Lindsey, deployed into line, by battalions in mass, in the rear of the First Brigade. Being placed on the extreme left, I ordered a strong line of pickets thrown out on that flank, supported by the left battalion of the SECOND Brigade, in order to prevent any
surprise from that side. Lanphere's battery was kept in reserve, supported by the cavalry. The right section of Foster's battery was opened by 10 o'clock on a battery in front of General SMITH, where we could see a party of the rebels at work. The distance was at 2,500 yards, but the projectiles from these superior guns reached the object and dispersed the working party.
All the forts in my front were fully manned, and a number of guns left of General Lee's brigade, to find their range, threw several shells among them. Their guns remained silent. I ordered General Lee to advance his line the valley leaving only a support to the batteries, and, as far as he found no resistance with skirmishers, feeling the way carefully. The general descended into the valley and marched up the next ridge, passed the next valley, and was debouching from a small strip of timber in order to ascend the SECOND line of hills. Here his troops came in view of the, enemy, who then opened with shot and shell, though without doing any injury. The general halted under the shelter of the many ravines. Colonel Lindsey's brigade followed this forward movement, under orders to support and strengthen any of General Lee's line if necessary.
Shortly before this, I received orders from corps headquarters to prepare everything for a general assault at 2 p. m. After having advised mu brigade commanders of this order, Captain Lanphere's battery was brought forward to support assault, and unlimbered on an eminence on the left of Foster's battery(four guns). Both batteries were to open fire on the enemy's works and wherever he show himself. The forward movement of the infantry had leftithout an effective support in case of a flank attack, and I therefore ordered Captain Campbell's cavalry to proceed on the plantation road mentioned above, leading to Warrenton and Hall's Ferry, scour all the country south, and apprise me of anything that might transpire in that direction.
At 2 o'clock all the batteries fired three volleys, and the infantry began the advance. They climbed the steep hills before them in most brilliant style, and marched over the brow of the ridge through a most raking fire.
The extremely irregular ground and the situation of the objects of attack made the direction of the advance of the First Brigade bear to the left, and, of course, it created a gap in the line of attack between mine and General SMITH's command, on my right. Under my orders and instructions, Colonel Lindsey, commanding the SECOND Brigade, at once inserted his brigade in this opening, and the whole DIVISION now advanced steadily and gallantly against a most fearful fire from the enemy's rifle-pits and batteries, which commanded(mostly by cross-fire)every hill, every ravine, gully, and gorge leading to the fortifications.

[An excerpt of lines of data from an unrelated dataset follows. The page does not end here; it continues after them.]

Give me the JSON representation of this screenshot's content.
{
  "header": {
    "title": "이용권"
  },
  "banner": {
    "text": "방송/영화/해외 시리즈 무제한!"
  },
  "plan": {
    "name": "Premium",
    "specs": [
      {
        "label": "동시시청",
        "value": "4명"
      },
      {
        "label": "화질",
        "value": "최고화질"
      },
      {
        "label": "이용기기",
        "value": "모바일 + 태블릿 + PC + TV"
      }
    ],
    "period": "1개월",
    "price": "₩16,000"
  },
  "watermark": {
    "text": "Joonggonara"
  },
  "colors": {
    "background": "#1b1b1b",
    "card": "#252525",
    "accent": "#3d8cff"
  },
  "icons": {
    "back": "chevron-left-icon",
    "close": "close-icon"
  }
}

Many a brave man sank down under the hail-storm of iron and lead, and among them that most gallant officer, General A. L. Lee, who, so shortly connected with the DIVISION, had shown so many military virtues was wounded; but the victors at Port Gibson, Champion's Hill, and Big Black River marched forward and held the ground gained. They came within 300 or yards of the enemy's works, and, availing themselves of every swell and nook of the ground, opened now on their part a murderous fire, compelling the rebel gunners very soon to leave their guns.